Journals inspire writing. Along with all the other writing we do in class, journals are a sample of your child’s work. They are given a topic once a week and they’re responsible for everything else: Writing, picture, spelling and grammar. Journals are a beautiful keepsake of your child’s beginning writing skills.
Memory books are also a wonderful memento of your child’s first year at Graystone Elementary. Every month, a different page is completed. Each page reflecting a monthly theme and showing your child’s growth in their abilities and skills.
Welcome to Ms. Leonard’s Website
The whole art of teaching is nly the art of awakening the natural curiosity of young minds for the purpose of satisfying it afterwards. —Anatole France
Welcome to Graystone Elementary!
2014 promises to be a great year in room E-24!

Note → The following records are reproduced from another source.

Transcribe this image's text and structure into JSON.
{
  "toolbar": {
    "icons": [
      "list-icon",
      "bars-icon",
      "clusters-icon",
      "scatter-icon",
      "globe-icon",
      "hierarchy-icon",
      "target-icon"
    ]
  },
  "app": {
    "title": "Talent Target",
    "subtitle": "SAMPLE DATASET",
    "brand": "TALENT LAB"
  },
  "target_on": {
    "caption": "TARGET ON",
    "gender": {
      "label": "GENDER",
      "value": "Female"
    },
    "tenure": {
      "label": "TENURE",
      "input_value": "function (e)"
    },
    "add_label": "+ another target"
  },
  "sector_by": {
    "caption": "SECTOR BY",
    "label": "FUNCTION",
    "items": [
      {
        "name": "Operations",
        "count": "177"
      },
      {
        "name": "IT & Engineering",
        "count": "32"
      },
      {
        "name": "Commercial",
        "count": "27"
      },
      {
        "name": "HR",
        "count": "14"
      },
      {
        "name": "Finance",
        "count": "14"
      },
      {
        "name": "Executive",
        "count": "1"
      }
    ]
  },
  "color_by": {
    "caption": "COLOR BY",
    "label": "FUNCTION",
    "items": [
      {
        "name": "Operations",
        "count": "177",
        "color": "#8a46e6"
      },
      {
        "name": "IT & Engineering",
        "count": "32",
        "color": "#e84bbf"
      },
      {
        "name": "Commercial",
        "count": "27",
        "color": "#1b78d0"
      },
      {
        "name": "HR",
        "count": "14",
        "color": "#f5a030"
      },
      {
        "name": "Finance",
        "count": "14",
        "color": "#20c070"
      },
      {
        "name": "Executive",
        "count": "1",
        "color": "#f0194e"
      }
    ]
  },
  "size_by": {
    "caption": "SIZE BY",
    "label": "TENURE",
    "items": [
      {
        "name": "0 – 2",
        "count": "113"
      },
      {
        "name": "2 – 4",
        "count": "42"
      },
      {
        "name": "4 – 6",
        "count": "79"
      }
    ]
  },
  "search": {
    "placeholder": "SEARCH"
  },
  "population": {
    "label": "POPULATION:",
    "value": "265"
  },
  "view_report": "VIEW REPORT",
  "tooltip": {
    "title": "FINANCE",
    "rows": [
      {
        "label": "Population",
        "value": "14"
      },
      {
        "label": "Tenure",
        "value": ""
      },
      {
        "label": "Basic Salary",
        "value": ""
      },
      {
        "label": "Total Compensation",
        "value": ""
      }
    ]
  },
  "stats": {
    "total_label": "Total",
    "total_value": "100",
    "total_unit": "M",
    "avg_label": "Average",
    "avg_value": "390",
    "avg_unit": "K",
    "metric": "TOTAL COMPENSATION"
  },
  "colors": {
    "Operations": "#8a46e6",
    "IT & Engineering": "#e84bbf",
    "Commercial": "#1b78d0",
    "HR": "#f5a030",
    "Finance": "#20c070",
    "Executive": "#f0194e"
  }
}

Graystone Elementary is a wonderful school. I have known this for the last 17 years! One might say we have a history together. I have had the pleasure of being part of many changes including two State Distinguished school awards and a National Blue Ribbon.
Sixteen years ago, I moved into room E-24 and have taught there ever since. Most years, I was busy teaching kindergarten, but have ventured as high as first grade and even a few combinations of first and kindergarten.
I’m looking forward to this year. I already have ideas and dynamics to share with my students and their families. To me, teaching is full of challenges but nothing compares with the delight of presenting a lesson in which both encourages growth and stimulates students to want more. My favorite is watching a student’s face light up when mastery is accomplished! I live for these moments!
During our year together, we will build a community; develop academic skills and work to reach our potential in all areas. Entering kindergarten is very exciting! It promotes a new avenue for children to mature, be more independent, and take on more responsibilities. Students love this feeling of success and love school. I look forward to instilling this attitude towards education that will last a lifetime!